Connolly and McTell, it transpires, go back a long way. Twenty years ago, Connolly asked him to contribute some of the music for his BBC series, World Tour Of Scotland. One of the songs from it, The Tangle O' The Isles, has made its way onto the Celtic Cousins album.

I mention that Connolly has returned to his musical roots by playing the autoharp on a new album of folk songs by Northern Irish songwriter and music producer Phil Coulter.

"I think that's great," McTell enthuses. "He's absolutely steeped in folk music. It was our first common bond. He used to phone me up from Los Angeles and play me a banjo tune, and we'd say, oh yeah, we must get that one together when you come over."

The 11-date Celtic tour will, as ever, be just one man and his guitar(s) - and, of course, a changing selection from that remarkable McTell catalogue of 300-plus songs, the earliest of which graced his debut album, Eight Frames a Second, back in 1968.

"I always play solo," he says when we ask if he will have a band with him. "That's the way I work. I like to talk to the audience. I might have a piano with me in Scotland, but I'm not quite sure. I'm taking an electric piano, but I'm such a big chap that when I'm behind it I look like Sooty and his xylophone. I like a piano that's more my size, like a grand."

What he does know for certain, however, is that he will be doing fewer dates in future. "Next year I will truthfully be able to say I have been touring for 50 years. I do love touring. My crew are a third my age and I can go the distance with these guys, but that's because I get an adrenalin rush every night.

"People sometimes say to me, We haven't been to see you lately because you haven't been near us, and I think, you're going to have to get used to that, because I'm not going to be doing so many gigs in future.

"I like to keep it fresh. I love to play, and want to continue. I don't see a point where I will stop playing; I just see a point where I cover the entire map with dates."

McTell has had an eventful career since the mid-1960s. This was the era when, in his own words, he sought to unlock the meaning of life through poetry, art, jazz, Woody Guthrie, Blind Boy Fuller, John Steinbeck, Jack Kerouac, and hitchhiking around Europe with his guitar. He even replaced his real surname, May, with McTell, in tribute to bluesman Blind Willie McTell, "and because it needed another syllable."

Later, he was part of the remarkable vanguard of literate singer-songwriters who, in the words of Rob Young, author of the magisterial survey Electric Eden, "provided a significant fraction of pop music's core repertoire in the late 20th century". Alongside him were such names as Roy Harper, Donovan, John Martyn and Van Morrison. "I've had a fantastic career," he says, simply.
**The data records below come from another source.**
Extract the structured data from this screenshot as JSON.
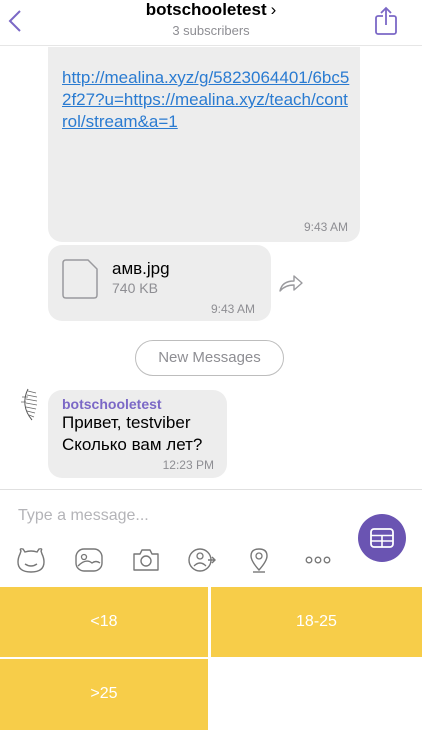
{
  "header": {
    "title": "botschooletest",
    "title_arrow": "›",
    "subtitle": "3 subscribers"
  },
  "messages": {
    "link": {
      "url": "http://mealina.xyz/g/5823064401/6bc52f27?u=https://mealina.xyz/teach/control/stream&a=1",
      "time": "9:43 AM"
    },
    "file": {
      "name": "амв.jpg",
      "size": "740 KB",
      "time": "9:43 AM"
    },
    "divider": "New Messages",
    "bot_message": {
      "sender": "botschooletest",
      "line1": "Привет, testviber",
      "line2": "Сколько вам лет?",
      "time": "12:23 PM"
    }
  },
  "composer": {
    "placeholder": "Type a message...",
    "tools": [
      "sticker-icon",
      "gallery-icon",
      "camera-icon",
      "video-message-icon",
      "location-icon",
      "more-icon"
    ]
  },
  "keyboard": {
    "buttons": [
      "<18",
      "18-25",
      ">25"
    ]
  },
  "colors": {
    "accent": "#7b68c6",
    "keyboard_button": "#f7cd49",
    "bubble": "#ededed",
    "link": "#2a7bd1"
  }
}
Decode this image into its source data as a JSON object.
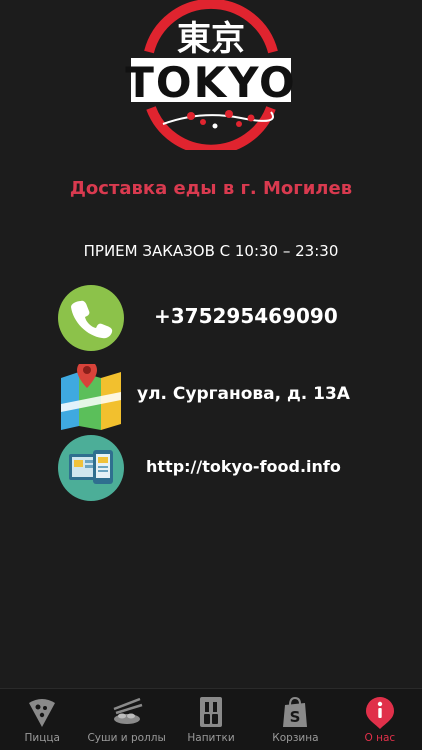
{
  "logo": {
    "kanji": "東京",
    "wordmark": "TOKYO",
    "ring_color": "#e0242f"
  },
  "tagline": "Доставка еды в г. Могилев",
  "hours": "ПРИЕМ ЗАКАЗОВ С 10:30 – 23:30",
  "contacts": {
    "phone": {
      "icon": "phone-icon",
      "text": "+375295469090"
    },
    "address": {
      "icon": "map-icon",
      "text": "ул. Сурганова, д. 13А"
    },
    "website": {
      "icon": "website-icon",
      "text": "http://tokyo-food.info"
    }
  },
  "tabbar": {
    "active_color": "#e0304a",
    "items": [
      {
        "icon": "pizza-icon",
        "label": "Пицца"
      },
      {
        "icon": "sushi-icon",
        "label": "Суши и роллы"
      },
      {
        "icon": "bottles-icon",
        "label": "Напитки"
      },
      {
        "icon": "shopping-bag-icon",
        "label": "Корзина"
      },
      {
        "icon": "info-icon",
        "label": "О нас",
        "active": true
      }
    ]
  }
}
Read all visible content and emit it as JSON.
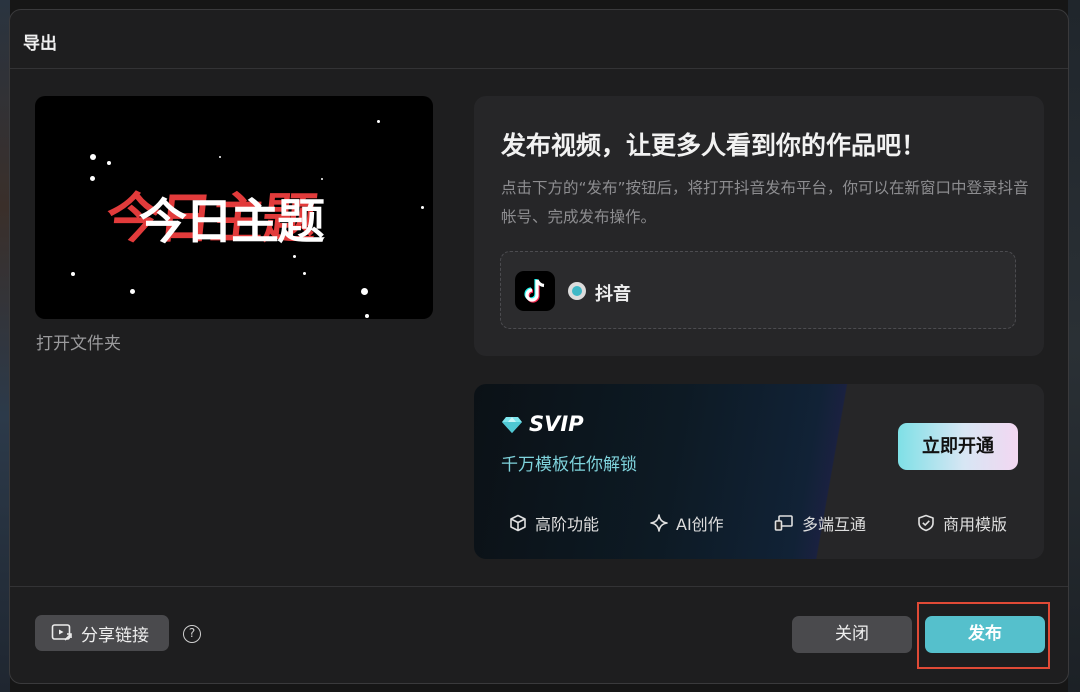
{
  "dialog": {
    "title": "导出",
    "open_folder": "打开文件夹",
    "preview": {
      "text": "今日主题"
    }
  },
  "publish": {
    "heading": "发布视频，让更多人看到你的作品吧！",
    "description": "点击下方的“发布”按钮后，将打开抖音发布平台，你可以在新窗口中登录抖音帐号、完成发布操作。",
    "platform": {
      "name": "抖音",
      "selected": true,
      "icon": "tiktok-icon"
    }
  },
  "svip": {
    "title": "SVIP",
    "subtitle": "千万模板任你解锁",
    "open_button": "立即开通",
    "features": [
      {
        "label": "高阶功能",
        "icon": "cube-icon"
      },
      {
        "label": "AI创作",
        "icon": "sparkle-icon"
      },
      {
        "label": "多端互通",
        "icon": "devices-icon"
      },
      {
        "label": "商用模版",
        "icon": "shield-check-icon"
      }
    ]
  },
  "footer": {
    "share_link": "分享链接",
    "help": "?",
    "close": "关闭",
    "publish": "发布"
  },
  "colors": {
    "accent": "#55c0cc",
    "highlight_box": "#e04a36",
    "theme_red": "#e23b3b"
  }
}
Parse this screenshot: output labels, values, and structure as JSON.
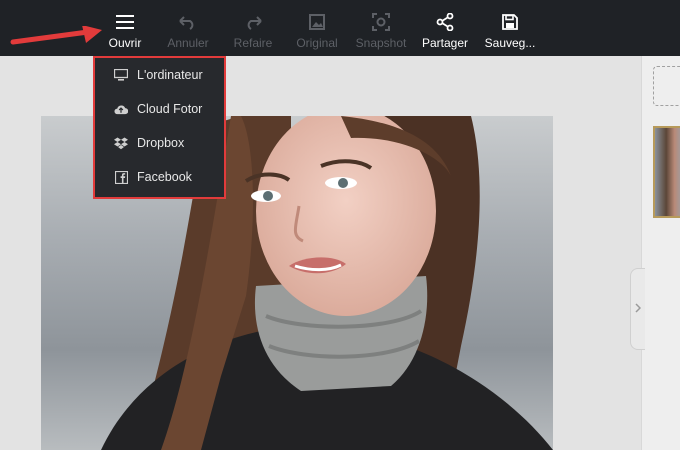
{
  "toolbar": {
    "items": [
      {
        "label": "Ouvrir",
        "icon": "menu-icon",
        "enabled": true
      },
      {
        "label": "Annuler",
        "icon": "undo-icon",
        "enabled": false
      },
      {
        "label": "Refaire",
        "icon": "redo-icon",
        "enabled": false
      },
      {
        "label": "Original",
        "icon": "image-icon",
        "enabled": false
      },
      {
        "label": "Snapshot",
        "icon": "snapshot-icon",
        "enabled": false
      },
      {
        "label": "Partager",
        "icon": "share-icon",
        "enabled": true
      },
      {
        "label": "Sauveg...",
        "icon": "save-icon",
        "enabled": true
      }
    ]
  },
  "open_menu": {
    "items": [
      {
        "label": "L'ordinateur",
        "icon": "monitor-icon"
      },
      {
        "label": "Cloud Fotor",
        "icon": "cloud-upload-icon"
      },
      {
        "label": "Dropbox",
        "icon": "dropbox-icon"
      },
      {
        "label": "Facebook",
        "icon": "facebook-icon"
      }
    ]
  },
  "colors": {
    "toolbar_bg": "#1f2226",
    "menu_bg": "#27292d",
    "highlight_red": "#e23b3b",
    "canvas_bg": "#e3e3e3"
  },
  "canvas": {
    "photo_subject": "portrait-photo"
  }
}
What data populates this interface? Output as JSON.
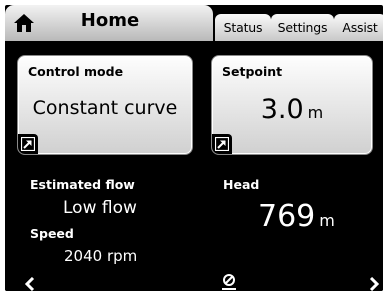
{
  "tabs": {
    "home": "Home",
    "status": "Status",
    "settings": "Settings",
    "assist": "Assist"
  },
  "control_mode": {
    "title": "Control mode",
    "value": "Constant curve"
  },
  "setpoint": {
    "title": "Setpoint",
    "value": "3.0",
    "unit": "m"
  },
  "estimated_flow": {
    "label": "Estimated flow",
    "value": "Low flow"
  },
  "speed": {
    "label": "Speed",
    "value": "2040 rpm"
  },
  "head": {
    "label": "Head",
    "value": "769",
    "unit": "m"
  },
  "icons": [
    "home-icon",
    "edit-arrow-icon",
    "nav-left-icon",
    "nav-right-icon",
    "position-icon"
  ],
  "colors": {
    "background": "#000000",
    "card": "#e6e6e6",
    "text_light": "#ffffff"
  }
}
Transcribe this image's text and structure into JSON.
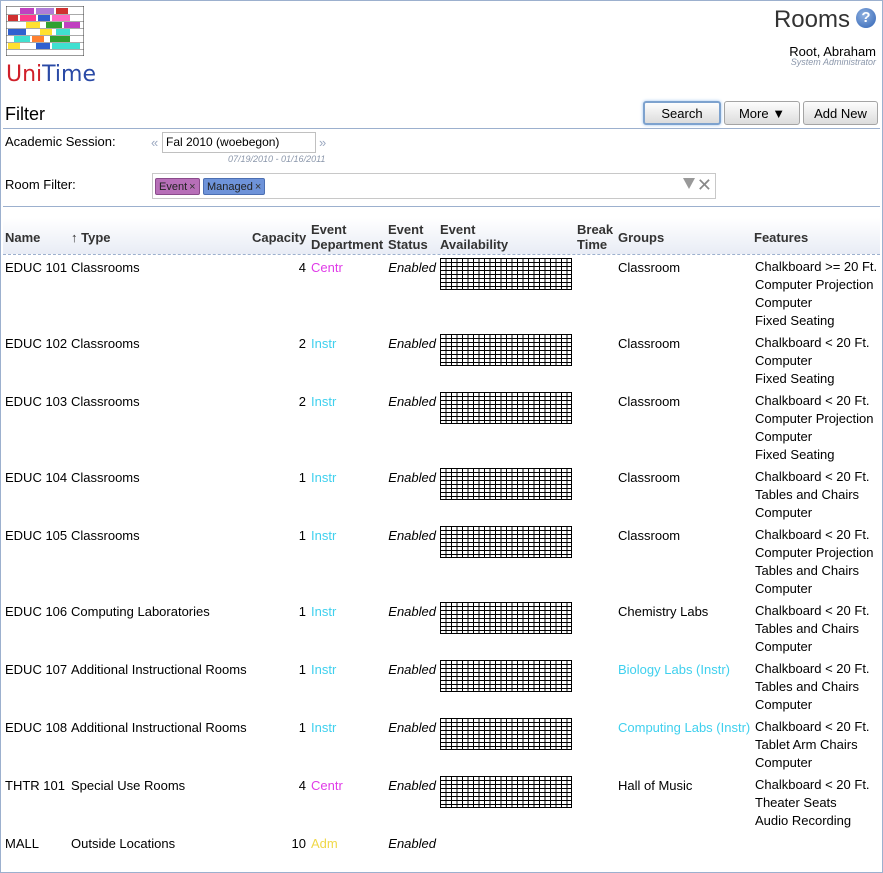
{
  "app": {
    "logo_text_u": "Uni",
    "logo_text_t": "Time",
    "page_title": "Rooms"
  },
  "user": {
    "name": "Root, Abraham",
    "role": "System Administrator"
  },
  "filter": {
    "title": "Filter",
    "search_label": "Search",
    "more_label": "More",
    "add_label": "Add New",
    "session_label": "Academic Session:",
    "session_value": "Fal 2010 (woebegon)",
    "session_dates": "07/19/2010 - 01/16/2011",
    "room_filter_label": "Room Filter:",
    "chips": [
      "Event",
      "Managed"
    ]
  },
  "table": {
    "headers": {
      "name": "Name",
      "type": "↑ Type",
      "capacity": "Capacity",
      "dept1": "Event",
      "dept2": "Department",
      "status1": "Event",
      "status2": "Status",
      "avail1": "Event",
      "avail2": "Availability",
      "break1": "Break",
      "break2": "Time",
      "groups": "Groups",
      "features": "Features"
    },
    "rows": [
      {
        "name": "EDUC 101",
        "type": "Classrooms",
        "capacity": "4",
        "dept": "Centr",
        "status": "Enabled",
        "groups": "Classroom",
        "features": [
          "Chalkboard >= 20 Ft.",
          "Computer Projection",
          "Computer",
          "Fixed Seating"
        ]
      },
      {
        "name": "EDUC 102",
        "type": "Classrooms",
        "capacity": "2",
        "dept": "Instr",
        "status": "Enabled",
        "groups": "Classroom",
        "features": [
          "Chalkboard < 20 Ft.",
          "Computer",
          "Fixed Seating"
        ]
      },
      {
        "name": "EDUC 103",
        "type": "Classrooms",
        "capacity": "2",
        "dept": "Instr",
        "status": "Enabled",
        "groups": "Classroom",
        "features": [
          "Chalkboard < 20 Ft.",
          "Computer Projection",
          "Computer",
          "Fixed Seating"
        ]
      },
      {
        "name": "EDUC 104",
        "type": "Classrooms",
        "capacity": "1",
        "dept": "Instr",
        "status": "Enabled",
        "groups": "Classroom",
        "features": [
          "Chalkboard < 20 Ft.",
          "Tables and Chairs",
          "Computer"
        ]
      },
      {
        "name": "EDUC 105",
        "type": "Classrooms",
        "capacity": "1",
        "dept": "Instr",
        "status": "Enabled",
        "groups": "Classroom",
        "features": [
          "Chalkboard < 20 Ft.",
          "Computer Projection",
          "Tables and Chairs",
          "Computer"
        ]
      },
      {
        "name": "EDUC 106",
        "type": "Computing Laboratories",
        "capacity": "1",
        "dept": "Instr",
        "status": "Enabled",
        "groups": "Chemistry Labs",
        "features": [
          "Chalkboard < 20 Ft.",
          "Tables and Chairs",
          "Computer"
        ]
      },
      {
        "name": "EDUC 107",
        "type": "Additional Instructional Rooms",
        "capacity": "1",
        "dept": "Instr",
        "status": "Enabled",
        "groups": "Biology Labs (Instr)",
        "features": [
          "Chalkboard < 20 Ft.",
          "Tables and Chairs",
          "Computer"
        ]
      },
      {
        "name": "EDUC 108",
        "type": "Additional Instructional Rooms",
        "capacity": "1",
        "dept": "Instr",
        "status": "Enabled",
        "groups": "Computing Labs (Instr)",
        "features": [
          "Chalkboard < 20 Ft.",
          "Tablet Arm Chairs",
          "Computer"
        ]
      },
      {
        "name": "THTR 101",
        "type": "Special Use Rooms",
        "capacity": "4",
        "dept": "Centr",
        "status": "Enabled",
        "groups": "Hall of Music",
        "features": [
          "Chalkboard < 20 Ft.",
          "Theater Seats",
          "Audio Recording"
        ]
      },
      {
        "name": "MALL",
        "type": "Outside Locations",
        "capacity": "10",
        "dept": "Adm",
        "status": "Enabled",
        "groups": "",
        "features": []
      }
    ]
  },
  "colors": {
    "centr": "#e03ce8",
    "instr": "#3fd0ee",
    "adm": "#f0d848",
    "link_group": "#3fd0ee"
  },
  "icons": {
    "help": "question-mark-circle-icon",
    "dropdown": "triangle-down-icon",
    "funnel": "funnel-icon",
    "clear": "close-icon"
  }
}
His own memorial might well be Streets Of London, his greatest commercial success, and a song with "hundreds and hundreds" of cover versions. It has overshadowed some of his other songs, but he remains "extremely grateful" that he wrote it, and it has been hugely lucrative.

A few years ago McTell marked Bob Dylan's 70th birthday with a download-only tribute of covers. Who would he pick for an album marking his own 70th?

"I'm flattered when anyone covers my songs," he says, but among the singers he most admires are Eddi Reader and Christy Moore. He laughs again. "It would be incredibly ironic if Bob Dylan were do to a Ralph McTell song, but I believe Bruce Springsteen once did a couple of versions of Streets Of London on tour."

Dylan and Springsteen on a Ralph McTell tribute album? Now there's a tempting thought. Let's start the online petition now.

Ralph McTell is playing Edinburgh Queens Hall (May 2); Glasgow SECC Lomond Auditorium (May 3) and Ayr Gaiety Theatre (May 4). www.ralphmctell.co.uk